It may be good to avoid exercises that place a higher degree of stress on the lower back, such as bent-over rows and stiff-leg deadlifts, to decrease the excessive loads that increase the risk of injury.
How frequently you use a weighted vest will depend on your fitness history. If you’re new to working out, 1–2 times per week using a weighted vest will allow your body to adapt to the change in weight.
However, if you’ve been running or lifting regularly, using a weighted vest 2–3 times per week may be OK.
When wearing a weighted vest, start with a weight that’s lower than you think you’ll need if you have an adjustable weight vest. You’ll reap the most benefit from the vest by choosing exercises that utilize your body weight as resistance.
- Begin lying on your stomach with your hands shoulder-width apart or slightly wider. Your hands should be in line with your shoulders or slightly below them.
- Press into your toes and straighten your knees.
- Keeping your core tight, push up from the ground. Keep your torso in line with your head, legs, and toes.
- At the top, hold for a brief moment and then slowly lower down until your chest or chin touches, then repeat.
- If the vest does not allow you to lower your chest enough, perform the exercise with your hands on something to elevate them, such as 2×4 wooden boards or pushup bars.
- Begin with your hands shoulder-width apart or slightly wider.
- Pull your chest up toward the bar while thinking of pinching your shoulder blades together. Keep your head in line with your torso and pull your collar bones toward the bar.
- Then, slowly lower your body.
- If it’s difficult to get to the bar, try negative pullups by starting at the top of the movement then slowly lowering yourself down with control.

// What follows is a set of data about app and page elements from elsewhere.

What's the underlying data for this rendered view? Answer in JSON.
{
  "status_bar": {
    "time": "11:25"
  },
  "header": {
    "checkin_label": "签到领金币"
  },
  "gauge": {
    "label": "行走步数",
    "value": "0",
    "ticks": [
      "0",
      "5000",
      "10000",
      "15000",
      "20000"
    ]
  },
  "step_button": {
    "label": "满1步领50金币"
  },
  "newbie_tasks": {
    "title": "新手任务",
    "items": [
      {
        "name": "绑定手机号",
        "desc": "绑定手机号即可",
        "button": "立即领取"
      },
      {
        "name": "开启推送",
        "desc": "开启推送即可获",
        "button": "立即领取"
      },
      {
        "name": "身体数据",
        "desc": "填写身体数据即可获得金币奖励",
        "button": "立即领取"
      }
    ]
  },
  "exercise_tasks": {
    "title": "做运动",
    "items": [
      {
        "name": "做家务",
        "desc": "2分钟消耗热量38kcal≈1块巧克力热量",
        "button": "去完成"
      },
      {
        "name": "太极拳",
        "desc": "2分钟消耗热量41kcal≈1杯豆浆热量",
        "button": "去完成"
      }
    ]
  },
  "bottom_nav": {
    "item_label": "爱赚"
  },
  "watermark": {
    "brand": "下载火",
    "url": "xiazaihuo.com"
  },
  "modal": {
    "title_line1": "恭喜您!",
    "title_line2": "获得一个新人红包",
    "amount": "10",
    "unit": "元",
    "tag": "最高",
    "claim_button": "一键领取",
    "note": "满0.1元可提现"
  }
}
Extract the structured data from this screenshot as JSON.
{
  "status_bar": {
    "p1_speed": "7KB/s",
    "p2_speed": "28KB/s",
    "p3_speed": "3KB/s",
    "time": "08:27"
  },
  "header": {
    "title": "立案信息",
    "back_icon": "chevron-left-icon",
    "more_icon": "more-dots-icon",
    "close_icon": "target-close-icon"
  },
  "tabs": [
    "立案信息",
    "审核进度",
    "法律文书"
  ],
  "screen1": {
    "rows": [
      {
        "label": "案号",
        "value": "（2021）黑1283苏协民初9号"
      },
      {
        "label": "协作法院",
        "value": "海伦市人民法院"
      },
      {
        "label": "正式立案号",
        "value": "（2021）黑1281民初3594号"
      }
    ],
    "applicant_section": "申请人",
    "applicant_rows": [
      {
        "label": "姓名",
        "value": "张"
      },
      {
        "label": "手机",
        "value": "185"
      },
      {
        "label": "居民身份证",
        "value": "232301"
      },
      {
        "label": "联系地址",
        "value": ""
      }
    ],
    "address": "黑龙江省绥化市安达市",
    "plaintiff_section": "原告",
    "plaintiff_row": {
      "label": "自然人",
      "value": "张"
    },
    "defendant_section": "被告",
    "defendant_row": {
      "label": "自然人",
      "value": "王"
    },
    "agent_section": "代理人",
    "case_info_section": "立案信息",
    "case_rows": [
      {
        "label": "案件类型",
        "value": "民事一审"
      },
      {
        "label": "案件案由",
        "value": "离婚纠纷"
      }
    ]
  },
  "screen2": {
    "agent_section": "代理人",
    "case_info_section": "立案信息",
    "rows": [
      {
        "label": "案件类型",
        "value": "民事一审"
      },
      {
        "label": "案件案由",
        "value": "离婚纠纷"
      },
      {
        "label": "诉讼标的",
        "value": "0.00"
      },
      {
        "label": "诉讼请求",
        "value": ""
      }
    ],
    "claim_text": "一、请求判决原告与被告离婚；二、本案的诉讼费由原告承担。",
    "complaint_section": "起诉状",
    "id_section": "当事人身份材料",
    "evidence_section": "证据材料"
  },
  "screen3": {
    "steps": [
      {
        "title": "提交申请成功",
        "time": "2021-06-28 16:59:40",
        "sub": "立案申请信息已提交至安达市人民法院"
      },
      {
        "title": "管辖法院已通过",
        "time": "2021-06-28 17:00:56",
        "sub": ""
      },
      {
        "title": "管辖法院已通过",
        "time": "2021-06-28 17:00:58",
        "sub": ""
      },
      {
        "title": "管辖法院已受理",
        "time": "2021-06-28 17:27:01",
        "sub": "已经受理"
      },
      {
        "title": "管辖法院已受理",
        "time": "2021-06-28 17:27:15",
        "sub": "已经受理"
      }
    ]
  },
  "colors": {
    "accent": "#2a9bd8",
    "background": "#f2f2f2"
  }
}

- Stand with your feet shoulder-width apart.
- Bend your hips and knees to lower your body as if sitting down into a chair.
- When your thighs become parallel to the ground (or lower if you can tolerate), engage your thighs and buttocks to return to the standing position.
Keep your center of gravity between your heels and forefoot (preferably just in front of your ankle joint). Your heels should remain in contact with the ground throughout the entire movement.
Keep your torso straight as you lower yourself. At the lowest point, your shoulders, knees, and toes should be directly over each other.
- Stand tall with your feet shoulder-width apart.
- Step forward further than a normal step.
- Keep your lead foot flat and your trunk tall as you lower yourself to the ground.
- Your rear heel will rise, and your rear knee will bend as you lower yourself. Keep your rear heel in line with your toes.
- Push off and return to the standing position. Repeat on the other leg.
- Assume the pushup position with your feet slightly pointed.
- Remember to keep your buttocks in line with your shoulders and toes. This is more difficult with the vest and requires a bit more attention.
- Attempt to hold this position for 30–60 seconds. If you’re unable, make it a goal to work up to this.
Resistance exercises that are well suited for weighted vests include weighted pushups and pullups for your upper body, weighted squats and lunges for your lower body, and weighted planks for your core.
Weighted vests can add challenge to many activities. Using them is a good way to increase calorie burn, strength, and endurance.
There are many types of vests available, so choose a vest style that best suits your needs.
Finally, to enjoy a challenging yet injury-free workout, it’s always best to start light and progress as your body tolerates.